Wednesday 26 October 2016

Meath West

Fine Gael 2, Sinn Fein 1.

Published 18/01/2016 | 11:37

THE race to watch in Meath West is an all-Fine Gael affair between Junior Minister Damien English and fellow TD Ray Butler. It's a three-seat constituency and it might not be big enough for the both of them.

  • Go To

Trim-based Butler is likely to be sitting TD feeling the most pressure with Sinn Fein's Peadar Tóibín almost certain to keep his seat and Fianna Fail's Shane Cassells hoping this will be the election where he will win a place in Leinster House.

The old five-seat Meath constituency was traditionally dominated by Fianna Fail and Fine Gael.

It was split into two three-seaters ahead of the 2007 general election but is unchanged this year.

Meath West includes Navan, the county town - where the future of the hospital has been a major issue - as well as Trim and Kells and a corner of Co Westmeath around Delvin.

A fear of rising rural crime has been a concern among voters on the doorsteps.

The electorate stands at just over 64,000 and turn-out in 2011 was 64.7pc.

Deputy Butler made national headlines when his family home and office were targeted by water protesters in February 2015.

One woman protester outside his office claimed she was hit by his car while he insisted the allegations were "completely unfounded".

The alleged incident was investigated by gardaí who sent file was sent to the Director of Public Prosecutions.

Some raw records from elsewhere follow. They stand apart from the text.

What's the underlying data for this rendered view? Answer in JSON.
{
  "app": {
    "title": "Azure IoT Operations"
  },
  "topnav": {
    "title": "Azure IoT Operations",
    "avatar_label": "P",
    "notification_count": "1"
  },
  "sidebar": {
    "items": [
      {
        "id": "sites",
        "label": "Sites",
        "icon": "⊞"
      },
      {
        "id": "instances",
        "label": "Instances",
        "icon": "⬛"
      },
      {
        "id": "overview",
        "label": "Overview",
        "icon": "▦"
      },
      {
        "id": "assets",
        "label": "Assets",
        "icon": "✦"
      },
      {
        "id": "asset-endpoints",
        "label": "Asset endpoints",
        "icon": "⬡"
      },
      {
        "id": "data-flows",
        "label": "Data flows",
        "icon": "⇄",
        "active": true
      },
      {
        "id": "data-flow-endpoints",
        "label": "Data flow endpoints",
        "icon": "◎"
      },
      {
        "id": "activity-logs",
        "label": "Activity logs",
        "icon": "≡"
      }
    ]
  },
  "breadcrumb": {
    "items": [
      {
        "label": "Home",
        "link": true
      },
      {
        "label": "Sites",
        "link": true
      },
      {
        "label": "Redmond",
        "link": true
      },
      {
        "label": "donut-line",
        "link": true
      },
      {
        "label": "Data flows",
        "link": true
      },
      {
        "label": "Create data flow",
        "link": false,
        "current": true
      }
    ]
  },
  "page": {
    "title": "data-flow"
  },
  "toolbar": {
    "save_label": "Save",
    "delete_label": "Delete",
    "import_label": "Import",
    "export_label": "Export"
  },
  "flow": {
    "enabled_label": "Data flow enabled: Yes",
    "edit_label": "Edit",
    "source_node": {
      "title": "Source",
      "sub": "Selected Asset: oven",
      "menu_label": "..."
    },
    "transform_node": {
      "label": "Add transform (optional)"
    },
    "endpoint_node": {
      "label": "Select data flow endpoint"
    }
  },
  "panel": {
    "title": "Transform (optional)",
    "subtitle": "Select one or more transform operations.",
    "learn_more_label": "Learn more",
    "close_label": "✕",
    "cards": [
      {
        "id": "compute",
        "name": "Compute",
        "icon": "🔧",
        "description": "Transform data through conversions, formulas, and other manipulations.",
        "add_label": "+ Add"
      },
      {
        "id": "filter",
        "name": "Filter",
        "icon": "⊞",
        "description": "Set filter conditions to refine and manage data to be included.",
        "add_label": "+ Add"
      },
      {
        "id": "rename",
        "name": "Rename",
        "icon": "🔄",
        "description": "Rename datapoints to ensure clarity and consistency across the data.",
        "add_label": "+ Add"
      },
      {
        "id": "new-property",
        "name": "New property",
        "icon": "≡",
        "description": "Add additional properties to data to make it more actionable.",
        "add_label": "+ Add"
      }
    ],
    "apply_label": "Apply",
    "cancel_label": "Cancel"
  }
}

It was reported that the strong indications are that Mr Butler will not be prosecuted.

However, the episode - particularly the protest at his home - were upsetting for the TD who is seen as hard-working in his constituency.

The 50-year-old dad-of-four is particularly proud of his work on behalf of people with disabilities over the last five years.

Butler - a former councillor and businessman - is the only Trim-based candidate so far which may help his chances as the town has always had a TD in the Dail.

He may just hang on to his seat.

His party colleague meanwhile, enjoyed promotion to the ranks of junior ministers in 2014.

Minister of State for Skills, Research and Innovation, English has been a TD since 2002 and topped the poll in 2011 taking 9,290 first preference votes. He will have a strong showing this time too.

Peadar Tóbín is perhaps the surest bet for taking a seat in Meath West.

An economics graduate, he doesn't always fit the mold for Sinn Fein, a party that's often criticised for its grasp of economic issues. He also showed rare defiance to the leadership when he voted against the Protection of Life During Pregnancy Bill, briefly losing the party whip in the process.

But the Sinn Fein jobs spokesman is fully on board for its wider ambitions and is a member of its Uniting Ireland Committee.

He got almost 7,000 first preference votes in 2011. Don't be surprised if he tops the poll in 2016. He should hover up much of the left-wing vote in what is something of a conservative constituency. As of mid-January the odds being offered by Paddy Power on him taking a seat are 1/20.

Labour's Tracey McElhinney  was elected to Meath County Council in the Trim area in 2009 but lost her seat in 2014. The Labour candidate in the last general election, Jenny McHugh secured just over 5,400 first preferences and missed out on a seat coming fourth.

Given Labour's current struggles in the polls - particularly in rural constituencies - it'll be hard to see McElhinney do better than Fianna Fail's Shane Cassells who'll be aiming to take back a seat for his party's former stronghold.

Navan-based councillor Cassells first ran for the Dail in the old Meath constituency in 2005, narrowly missing out to the late Shane McEntee of Fine Gael who took former Taoiseach John Bruton's vacant seat.

With the decision of Noel Dempsey not to contest the 2011 General Election, Cassells ran alongside Fianna Fail TD Johnny Brady landing a almost 3,500 first preference votes, not far behind his running mate who lost his seat.

This year Cassells has his best chance in a decade of finally taking a seat provided his party's relative success in the last local elections translates to votes in 2016.

He was selected by Fianna Fail at an early convention and is their only candidate in the constituency.

Family doctor Seamus McMenamin of the Greens will be hoping to do better than his party colleague Fiona Irwin in 2011 who won just 479 votes.

Alan Lawes of Direct Democracy Ireland-National Citizens Movement rounds out the candidates that have declared so far.

Online Editors

Read More

Promoted articles

Editor's Choice

Also in Irish News